Sign up today and take advantage of member-only content — the kind of timely, cutting edge industry insight that only Money Management Executive can deliver.
  • Exclusive Online Only Content
  • Free Daily Email News Alerts
  • Asset Management Blogs

Funds Voice Concerns Over SEC Ad Rules

A number of leading fund companies, Fidelity Investments of Boston and Charles Schwab & Co. of San Francisco included, are resisting a proposal that would require them to make a fund's monthly performance available to investors by the third day after the month.

The Securities and Exchange Commission has proposed new advertising rules that include a provision requiring a fund that includes performance figures in its advertisements to also list a toll-free or collect phone number where investors can obtain the latest month's data. Funds must be able to quote the previous month's performance within three days.

Fund companies say that's not enough time to crunch the numbers.

In May, the SEC proposed advertising changes that would require fund sponsors to provide additional and more prominent performance disclosure, particularly more up-to-date performance data [see MFMN 5/20/02]. The SEC is now reviewing comment letters it received through its July 31 deadline. It has not set a timeframe for when the new rules may take effect.

The proposed rule changes were prompted by the regulator's concern that in 1999 and 2000 funds advertised extraordinary performance numbers that potentially misled investors or caused unrealistic expectations. The SEC's new rules were aimed at providing investors, particularly prospective investors, with more complete and balanced fund performance information.

Even though the SEC's regulations will likely be revised before implementation, fund industry insiders don't expect that the new advertising regs will revolutionize how future fund ads look and feel. Moreover, with few funds brave enough to tout their performance right now, the real effects may not be visible for a while.

"There won't be big changes in the ads themselves," said Chris Wloszczyna, a spokesman for the Investment Company Institute (ICI), the mutual fund industry's trade organization "The big change is what funds must do behind the scenes" to provide the most up-to-date figures, he said.

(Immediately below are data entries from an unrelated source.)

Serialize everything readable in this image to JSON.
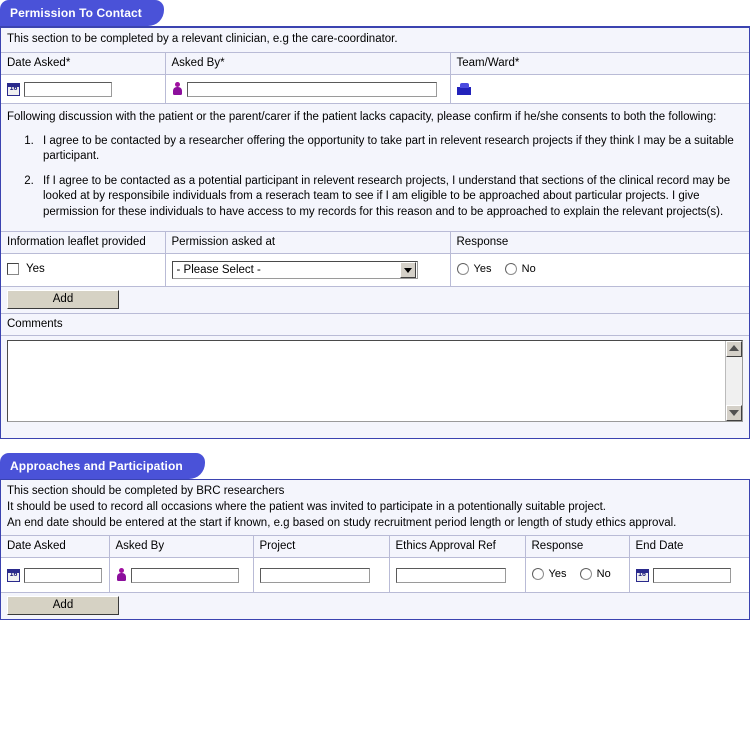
{
  "section1": {
    "tab_label": "Permission To Contact",
    "note": "This section to be completed by a relevant clinician, e.g the care-coordinator.",
    "asked_table": {
      "headers": [
        "Date Asked*",
        "Asked By*",
        "Team/Ward*"
      ],
      "values": {
        "date_asked": "",
        "asked_by": "",
        "team_ward": ""
      },
      "icons": [
        "calendar-icon",
        "person-icon",
        "ward-icon"
      ]
    },
    "intro": "Following discussion with the patient or the parent/carer if the patient lacks capacity, please confirm if he/she consents to both the following:",
    "terms": [
      "I agree to be contacted by a researcher offering the opportunity to take part in relevent research projects if they think I may be a suitable participant.",
      "If I agree to be contacted as a potential participant in relevent research projects, I understand that sections of the clinical record may be looked at by responsibile individuals from a reserach team to see if I am eligible to be approached about particular projects. I give permission for these individuals to have access to my records for this reason and to be approached to explain the relevant projects(s)."
    ],
    "permission_table": {
      "headers": [
        "Information leaflet provided",
        "Permission asked at",
        "Response"
      ],
      "leaflet_checkbox_label": "Yes",
      "leaflet_checked": false,
      "permission_select": {
        "selected": "- Please Select -",
        "options": [
          "- Please Select -"
        ]
      },
      "response": {
        "yes_label": "Yes",
        "no_label": "No",
        "selected": ""
      }
    },
    "add_button": "Add",
    "comments_label": "Comments",
    "comments_value": ""
  },
  "section2": {
    "tab_label": "Approaches and Participation",
    "notes": [
      "This section should be completed by BRC researchers",
      "It should be used to record all occasions where the patient was invited to participate in a potentionally suitable project.",
      "An end date should be entered at the start if known, e.g based on study recruitment period length or length of study ethics approval."
    ],
    "table": {
      "headers": [
        "Date Asked",
        "Asked By",
        "Project",
        "Ethics Approval Ref",
        "Response",
        "End Date"
      ],
      "values": {
        "date_asked": "",
        "asked_by": "",
        "project": "",
        "ethics_ref": "",
        "end_date": ""
      },
      "response": {
        "yes_label": "Yes",
        "no_label": "No",
        "selected": ""
      }
    },
    "add_button": "Add"
  },
  "colors": {
    "tab_blue": "#4a52d8",
    "panel_border": "#3b43b0",
    "panel_bg": "#f4f5fc",
    "grid_line": "#b9bbd6"
  }
}
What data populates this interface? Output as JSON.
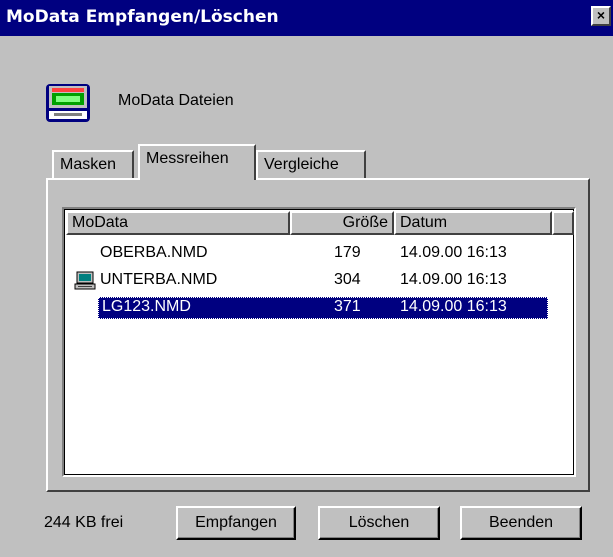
{
  "window": {
    "title": "MoData Empfangen/Löschen",
    "close_glyph": "×"
  },
  "header": {
    "icon": "modata-device-icon",
    "label": "MoData Dateien"
  },
  "tabs": [
    {
      "label": "Masken",
      "active": false
    },
    {
      "label": "Messreihen",
      "active": true
    },
    {
      "label": "Vergleiche",
      "active": false
    }
  ],
  "list": {
    "columns": [
      "MoData",
      "Größe",
      "Datum"
    ],
    "rows": [
      {
        "name": "OBERBA.NMD",
        "size": "179",
        "date": "14.09.00 16:13",
        "icon": "",
        "selected": false
      },
      {
        "name": "UNTERBA.NMD",
        "size": "304",
        "date": "14.09.00 16:13",
        "icon": "computer-icon",
        "selected": false
      },
      {
        "name": "LG123.NMD",
        "size": "371",
        "date": "14.09.00 16:13",
        "icon": "",
        "selected": true
      }
    ]
  },
  "footer": {
    "free_space": "244 KB frei",
    "receive_label": "Empfangen",
    "delete_label": "Löschen",
    "exit_label": "Beenden"
  },
  "colors": {
    "titlebar": "#000080",
    "face": "#c0c0c0",
    "selection": "#000080"
  }
}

It is this requirement that has the ICI and a number of leading firms in the mutual fund industry greatly concerned.

"We strongly oppose the proposal that performance information would have to be made within three calendar days because it fails to recognize that the time needed to make fund performance information available to investors will differ among funds," said ICI senior counsel Amy Lancellotta.

"Instead, the rule's timeliness requirement should be deemed satisfied if month-end performance is made available as soon as reasonably practical, based upon the particular facts and circumstances," Lancellotta said. In his comment letter, James Grassi, senior attorney with The Northern Trust Company of Chicago, the sponsor of the Northern Trust Funds, suggested that the SEC relax that three-day requirement to at least five days. Grassi also suggested that month-end returns only be required where funds advertise their one-year performance, not when five- or 10-year returns are shown. He reasoned that the short-term month-end performance would not have a significant impact on the longer-term performance of the fund.

Fund sponsors that operate mutual fund supermarket platforms also gave thumbs down to the proposal. "The three-day time limit is unworkable," David Forman, senior legal counsel at Fidelity, wrote in his comment letter to the SEC.

"A rigid standard would be particularly inappropriate for fund companies such as Fidelity that sponsor mutual fund supermarkets with thousands of funds, or that make third-party funds available through retirement plans which they administer or for which they provide recordkeeping services," he said. Since Fidelity must rely on outside companies to provide performance information, it would be impossible to secure, process and disseminate accurate performance figures in only three days, Forman added.

Executives at Charles Schwab agreed that the three-day window isn't realistic. "Schwab in most cases does not receive mutual fund data from its service providers until the seventh business day of the month," said Sandra Burke, vice president and associate general counsel of Schwab in her comment letter.

In turn, Schwab normally takes another two to three days to upload the information, pushing the window on the availability of prior month-end performance data closer to10 days, she said. In addition, Burke argued, the SEC needs to clarify what provisions the regulator would make if, through no fault of a company, performance information being sent from an independent company contained errors or was late.

Many fund companies and other commenters also suggested that the SEC consider allowing funds to provide investors with recent prior month-end information at a designated Web site instead of requiring funds to provide a toll-free or collect telephone number. Many cited the ubiquitous nature of the Web and greatly increasing Internet access among all individuals.

In her comment letter, Vanguard Group Principal of Securities Regulation Heidi Stam, recommended that the SEC not require additional disclosure for ads directed at institutional investors. They have the requisite financial sophistication to review a wide range of performance data and already understand that evaluating a fund's objectives, risks, fees and expenses is also important, Stam wrote. "Adding significant amounts of additional disclosure relating to performance would not help these investors or improve these materials," she said.